The study showed a split between those who understand the possible negative implications associated with a complete disclosure using social media and those that did not. For example, 43 percent say they have no problem posting photos of their drunken selves on the site, while 32 percent have no issue posting photos of themselves or their friends making lewd and obscene gestures. Fifty-eight percent of those polled use Facebook to track their ‘frenemies’ (people they are ‘friends’ with on the site but do not like in real life) and 50 percent are happy being Facebook ‘friends’ with complete strangers.
On the other hand, a larger portion understood the possible issues.
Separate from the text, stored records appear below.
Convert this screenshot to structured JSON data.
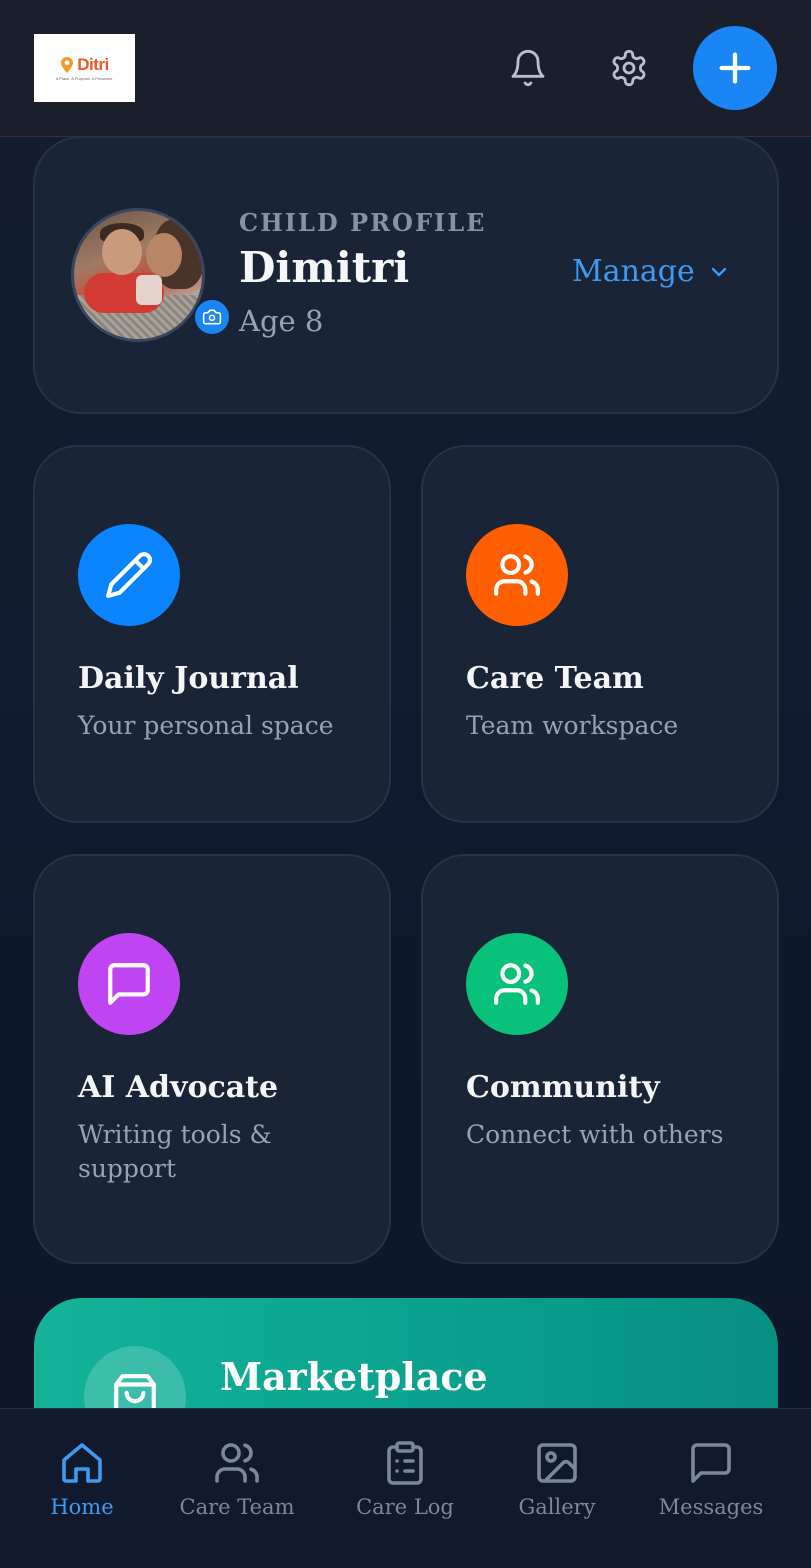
{
  "header": {
    "logo_text": "Ditri",
    "logo_tagline": "A Place. A Purpose. A Presence.",
    "bell_icon": "bell-icon",
    "settings_icon": "gear-icon",
    "add_icon": "plus-icon",
    "accent": "#1a86f5"
  },
  "profile": {
    "kicker": "CHILD PROFILE",
    "name": "Dimitri",
    "age": "Age 8",
    "manage_label": "Manage"
  },
  "tiles": [
    {
      "title": "Daily Journal",
      "subtitle": "Your personal space",
      "icon": "pencil-icon",
      "color": "#0a84ff"
    },
    {
      "title": "Care Team",
      "subtitle": "Team workspace",
      "icon": "users-icon",
      "color": "#ff5f00"
    },
    {
      "title": "AI Advocate",
      "subtitle": "Writing tools & support",
      "icon": "message-icon",
      "color": "#bf44f2"
    },
    {
      "title": "Community",
      "subtitle": "Connect with others",
      "icon": "users-icon",
      "color": "#08c17a"
    }
  ],
  "marketplace": {
    "title": "Marketplace",
    "icon": "shopping-bag-icon"
  },
  "nav": [
    {
      "label": "Home",
      "icon": "home-icon",
      "active": true
    },
    {
      "label": "Care Team",
      "icon": "users-icon",
      "active": false
    },
    {
      "label": "Care Log",
      "icon": "clipboard-icon",
      "active": false
    },
    {
      "label": "Gallery",
      "icon": "image-icon",
      "active": false
    },
    {
      "label": "Messages",
      "icon": "message-icon",
      "active": false
    }
  ]
}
Of those users surveyed, 54 percent don’t put private information on Facebook, 72 percent affirm that once you post it on Facebook, its public forever, and 89 percent say that you shouldn’t put anything you don’t want your parents to see on Facebook.
Before all the angry rebuttals start, let me say that I find that the term “addicted” is often thrown around too loosely in the media to sensationalize reports and in my experience may be considered a badge of courage for many young adults regardless of how accurate the term represents their actual behavior. Also, I am not sure why young women are singled out in this and not young men. I’m sure there are reports that can point to web sites that young men are “addicted” to visiting.
Clearly this report is concerning on many levels. Anyone who has a teenager will mostly likely relate to the addictive potential of texting and social media. I still get angry when my teenage son texts while I am talking to him during dinner. But regardless of how upsetting this is to read, the more important questions are: have you seen evidence that supports this, do you agree that this is a problem and have you found ways to reduce the possible negative implications?